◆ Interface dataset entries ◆
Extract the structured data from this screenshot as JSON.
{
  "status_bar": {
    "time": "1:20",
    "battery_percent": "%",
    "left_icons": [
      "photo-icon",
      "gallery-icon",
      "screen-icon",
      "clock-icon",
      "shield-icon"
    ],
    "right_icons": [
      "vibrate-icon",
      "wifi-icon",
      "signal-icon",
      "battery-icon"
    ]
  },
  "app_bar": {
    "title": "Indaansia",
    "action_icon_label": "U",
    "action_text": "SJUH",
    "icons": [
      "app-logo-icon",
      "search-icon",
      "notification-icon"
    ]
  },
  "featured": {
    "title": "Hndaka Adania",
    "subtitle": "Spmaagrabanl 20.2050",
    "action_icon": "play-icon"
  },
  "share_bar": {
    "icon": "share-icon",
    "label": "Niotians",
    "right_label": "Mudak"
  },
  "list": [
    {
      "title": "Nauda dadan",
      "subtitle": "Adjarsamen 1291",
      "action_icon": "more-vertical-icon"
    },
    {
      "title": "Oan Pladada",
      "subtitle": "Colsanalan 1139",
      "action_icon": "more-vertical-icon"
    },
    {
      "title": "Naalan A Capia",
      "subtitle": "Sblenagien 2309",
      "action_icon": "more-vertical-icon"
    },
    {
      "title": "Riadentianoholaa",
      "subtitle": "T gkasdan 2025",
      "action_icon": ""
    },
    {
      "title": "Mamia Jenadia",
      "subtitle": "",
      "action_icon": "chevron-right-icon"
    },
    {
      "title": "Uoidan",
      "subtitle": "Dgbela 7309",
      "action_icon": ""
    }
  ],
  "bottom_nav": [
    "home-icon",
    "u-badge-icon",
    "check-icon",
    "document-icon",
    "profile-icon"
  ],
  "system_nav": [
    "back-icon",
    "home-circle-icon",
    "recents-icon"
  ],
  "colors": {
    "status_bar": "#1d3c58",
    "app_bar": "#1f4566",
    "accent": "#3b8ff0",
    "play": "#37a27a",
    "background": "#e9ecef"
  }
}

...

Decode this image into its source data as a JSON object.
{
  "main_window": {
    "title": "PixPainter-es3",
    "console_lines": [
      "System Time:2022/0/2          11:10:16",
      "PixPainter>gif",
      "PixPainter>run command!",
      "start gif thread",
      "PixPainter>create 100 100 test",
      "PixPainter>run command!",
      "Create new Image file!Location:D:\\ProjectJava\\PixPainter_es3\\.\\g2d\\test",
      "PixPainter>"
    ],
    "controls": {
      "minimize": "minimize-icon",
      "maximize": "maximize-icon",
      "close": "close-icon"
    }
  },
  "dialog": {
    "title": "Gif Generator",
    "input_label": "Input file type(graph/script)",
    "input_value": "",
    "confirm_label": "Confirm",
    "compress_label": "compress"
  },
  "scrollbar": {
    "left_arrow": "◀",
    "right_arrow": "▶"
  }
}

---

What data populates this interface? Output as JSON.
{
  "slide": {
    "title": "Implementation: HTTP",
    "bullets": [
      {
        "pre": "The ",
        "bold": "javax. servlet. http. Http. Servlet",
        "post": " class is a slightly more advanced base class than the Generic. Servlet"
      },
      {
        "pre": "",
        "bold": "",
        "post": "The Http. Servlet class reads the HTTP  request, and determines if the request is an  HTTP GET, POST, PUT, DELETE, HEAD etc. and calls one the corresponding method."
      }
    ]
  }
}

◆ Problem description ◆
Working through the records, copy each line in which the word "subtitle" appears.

◆ Exercise answer ◆
    "subtitle": "Spmaagrabanl 20.2050",
      "subtitle": "Adjarsamen 1291",
      "subtitle": "Colsanalan 1139",
      "subtitle": "Sblenagien 2309",
      "subtitle": "T gkasdan 2025",
      "subtitle": "",
      "subtitle": "Dgbela 7309",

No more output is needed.